··· Data for processing ···

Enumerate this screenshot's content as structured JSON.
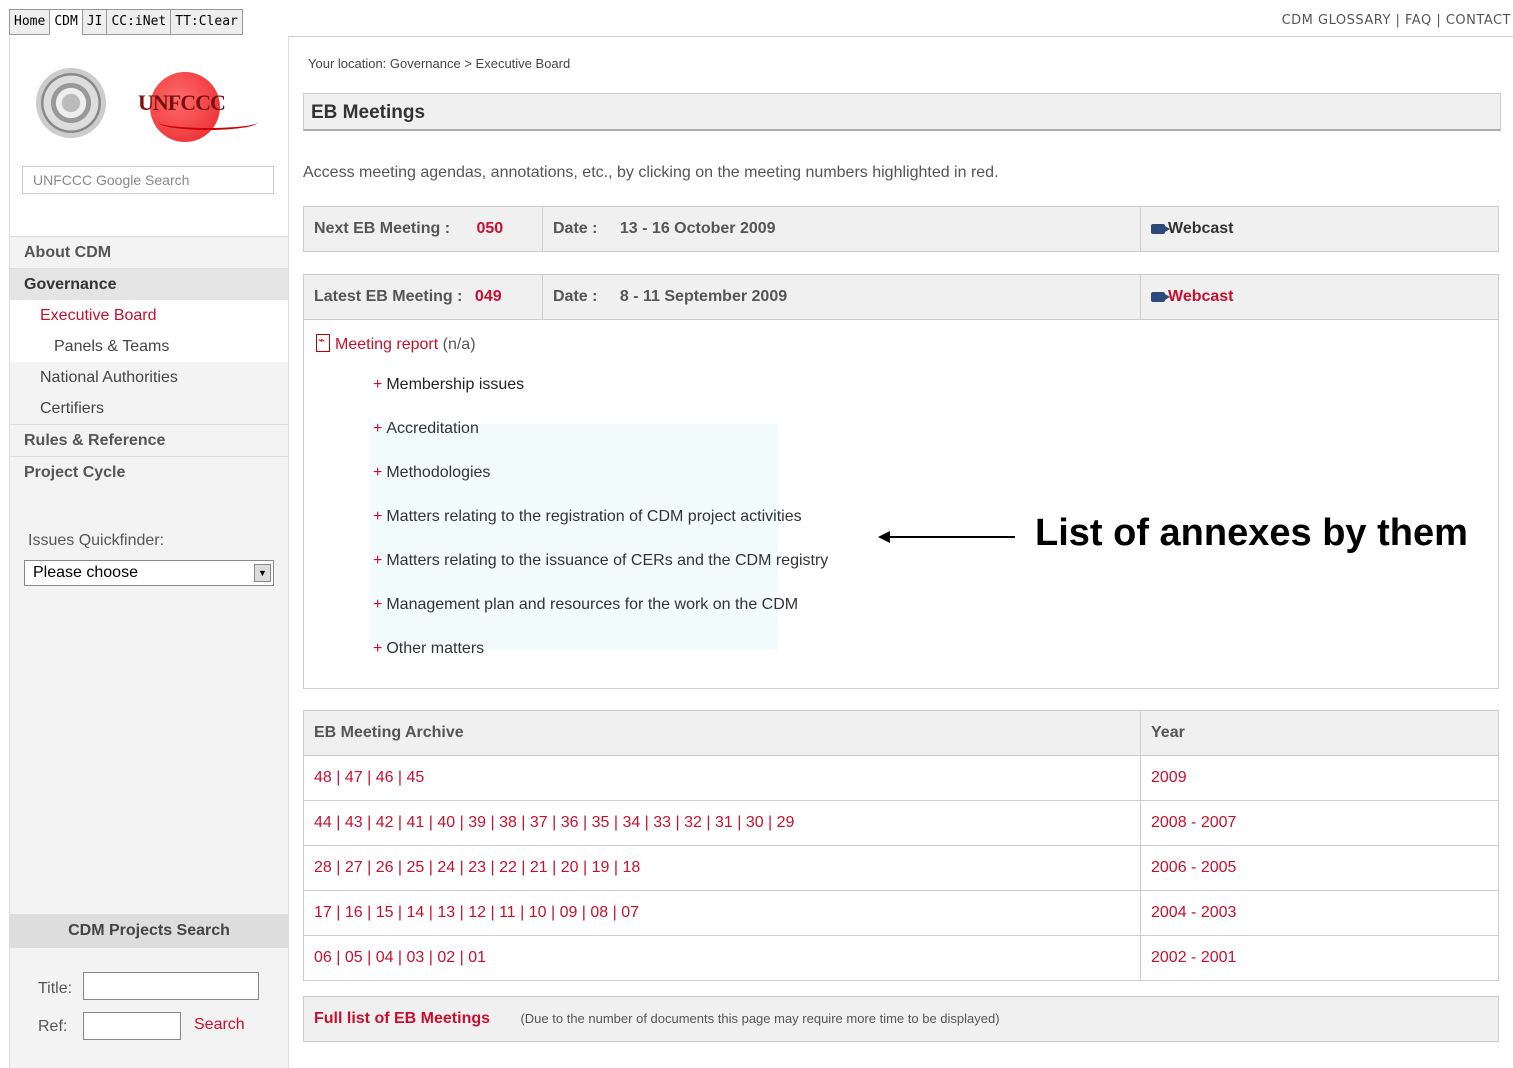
{
  "topbar": {
    "tabs": [
      "Home",
      "CDM",
      "JI",
      "CC:iNet",
      "TT:Clear"
    ],
    "links": "CDM GLOSSARY | FAQ | CONTACT"
  },
  "sidebar": {
    "logo_text": "UNFCCC",
    "search_placeholder": "UNFCCC Google Search",
    "nav": {
      "about": "About CDM",
      "governance": "Governance",
      "executive_board": "Executive Board",
      "panels": "Panels & Teams",
      "national": "National Authorities",
      "certifiers": "Certifiers",
      "rules": "Rules & Reference",
      "project_cycle": "Project Cycle"
    },
    "quickfinder_label": "Issues Quickfinder:",
    "quickfinder_value": "Please choose",
    "projects_search": {
      "heading": "CDM Projects Search",
      "title_label": "Title:",
      "ref_label": "Ref:",
      "search_label": "Search"
    }
  },
  "main": {
    "breadcrumb": "Your location: Governance > Executive Board",
    "title": "EB Meetings",
    "intro": "Access meeting agendas, annotations, etc., by clicking on the meeting numbers highlighted in red.",
    "next": {
      "label": "Next EB Meeting :",
      "number": "050",
      "date_label": "Date :",
      "date": "13 - 16 October 2009",
      "webcast": "Webcast"
    },
    "latest": {
      "label": "Latest EB Meeting :",
      "number": "049",
      "date_label": "Date :",
      "date": "8 - 11 September 2009",
      "webcast": "Webcast",
      "report_link": "Meeting report",
      "report_note": "(n/a)",
      "annexes": [
        "Membership issues",
        "Accreditation",
        "Methodologies",
        "Matters relating to the registration of CDM project activities",
        "Matters relating to the issuance of CERs and the CDM registry",
        "Management plan and resources for the work on the CDM",
        "Other matters"
      ]
    },
    "archive": {
      "header": "EB Meeting Archive",
      "year_header": "Year",
      "rows": [
        {
          "meetings": "48 | 47 | 46 | 45",
          "year": "2009"
        },
        {
          "meetings": "44 | 43 | 42 | 41 | 40 | 39 | 38 | 37 | 36 | 35 | 34 | 33 | 32 | 31 | 30 | 29",
          "year": "2008 - 2007"
        },
        {
          "meetings": "28 | 27 | 26 | 25 | 24 | 23 | 22 | 21 | 20 | 19 | 18",
          "year": "2006 - 2005"
        },
        {
          "meetings": "17 | 16 | 15 | 14 | 13 | 12 | 11 | 10 | 09 | 08 | 07",
          "year": "2004 - 2003"
        },
        {
          "meetings": "06 | 05 | 04 | 03 | 02 | 01",
          "year": "2002 - 2001"
        }
      ]
    },
    "full_list": {
      "link": "Full list of EB Meetings",
      "note": "(Due to the number of documents this page may require more time to be displayed)"
    }
  },
  "callout": "List of annexes by them"
}
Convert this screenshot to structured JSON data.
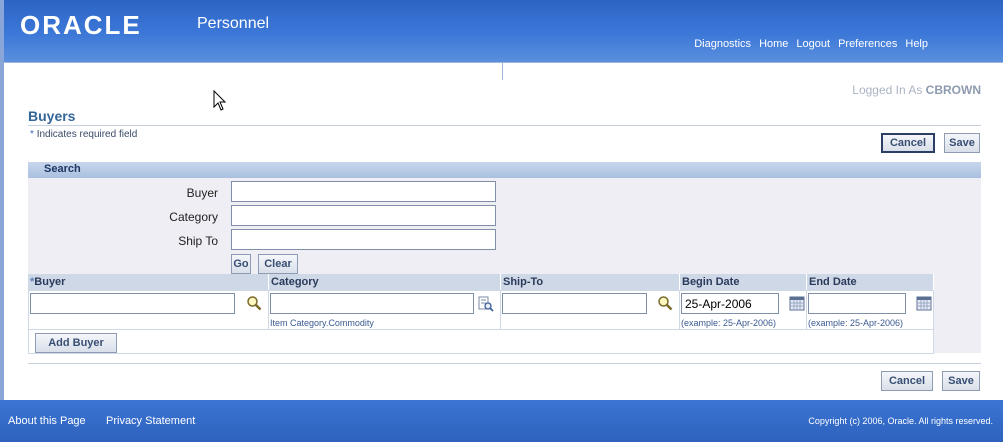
{
  "header": {
    "logo": "ORACLE",
    "app_title": "Personnel",
    "links": [
      "Diagnostics",
      "Home",
      "Logout",
      "Preferences",
      "Help"
    ]
  },
  "user": {
    "logged_in_label": "Logged In As",
    "username": "CBROWN"
  },
  "page": {
    "title": "Buyers",
    "required_note": "Indicates required field",
    "cancel_label": "Cancel",
    "save_label": "Save"
  },
  "search": {
    "heading": "Search",
    "fields": [
      {
        "label": "Buyer",
        "value": ""
      },
      {
        "label": "Category",
        "value": ""
      },
      {
        "label": "Ship To",
        "value": ""
      }
    ],
    "go_label": "Go",
    "clear_label": "Clear"
  },
  "table": {
    "columns": [
      "Buyer",
      "Category",
      "Ship-To",
      "Begin Date",
      "End Date"
    ],
    "row": {
      "buyer": "",
      "category": "",
      "category_hint": "Item Category.Commodity",
      "ship_to": "",
      "begin_date": "25-Apr-2006",
      "begin_hint": "(example: 25-Apr-2006)",
      "end_date": "",
      "end_hint": "(example: 25-Apr-2006)"
    },
    "add_label": "Add Buyer"
  },
  "footer": {
    "about": "About this Page",
    "privacy": "Privacy Statement",
    "copyright": "Copyright (c) 2006, Oracle. All rights reserved."
  },
  "icons": {
    "search": "magnifier-icon",
    "lov": "list-search-icon",
    "calendar": "calendar-icon"
  },
  "colors": {
    "brand": "#2d64c4",
    "title": "#336699"
  }
}
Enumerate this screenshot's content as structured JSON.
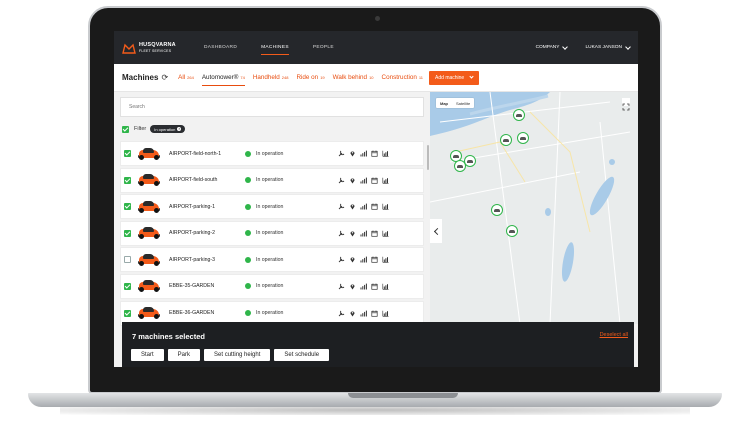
{
  "nav": {
    "brand": "HUSQVARNA",
    "brand_sub": "FLEET SERVICES",
    "links": [
      "DASHBOARD",
      "MACHINES",
      "PEOPLE"
    ],
    "company": "COMPANY",
    "user": "LUKAS JANSON"
  },
  "subheader": {
    "title": "Machines",
    "categories": [
      {
        "label": "All",
        "count": "264"
      },
      {
        "label": "Automower®",
        "count": "74"
      },
      {
        "label": "Handheld",
        "count": "248"
      },
      {
        "label": "Ride on",
        "count": "19"
      },
      {
        "label": "Walk behind",
        "count": "10"
      },
      {
        "label": "Construction",
        "count": "11"
      }
    ],
    "add_button": "Add machine"
  },
  "search": {
    "placeholder": "Search"
  },
  "filter": {
    "label": "Filter",
    "chip": "In operation"
  },
  "machines": [
    {
      "name": "AIRPORT-field-north-1",
      "status": "In operation",
      "checked": true
    },
    {
      "name": "AIRPORT-field-south",
      "status": "In operation",
      "checked": true
    },
    {
      "name": "AIRPORT-parking-1",
      "status": "In operation",
      "checked": true
    },
    {
      "name": "AIRPORT-parking-2",
      "status": "In operation",
      "checked": true
    },
    {
      "name": "AIRPORT-parking-3",
      "status": "In operation",
      "checked": false
    },
    {
      "name": "EBBE-35-GARDEN",
      "status": "In operation",
      "checked": true
    },
    {
      "name": "EBBE-36-GARDEN",
      "status": "In operation",
      "checked": true
    }
  ],
  "map": {
    "toggle": [
      "Map",
      "Satellite"
    ],
    "markers": 9
  },
  "selection": {
    "count_text": "7 machines selected",
    "deselect": "Deselect all",
    "actions": [
      "Start",
      "Park",
      "Set cutting height",
      "Set schedule"
    ]
  },
  "colors": {
    "accent": "#f35b1a",
    "status_ok": "#2fb54a",
    "nav_bg": "#25272b"
  }
}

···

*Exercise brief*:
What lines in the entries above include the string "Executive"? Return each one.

*Worked solution*:
      "executive_board": "Executive Board",
    "breadcrumb": "Your location: Governance > Executive Board",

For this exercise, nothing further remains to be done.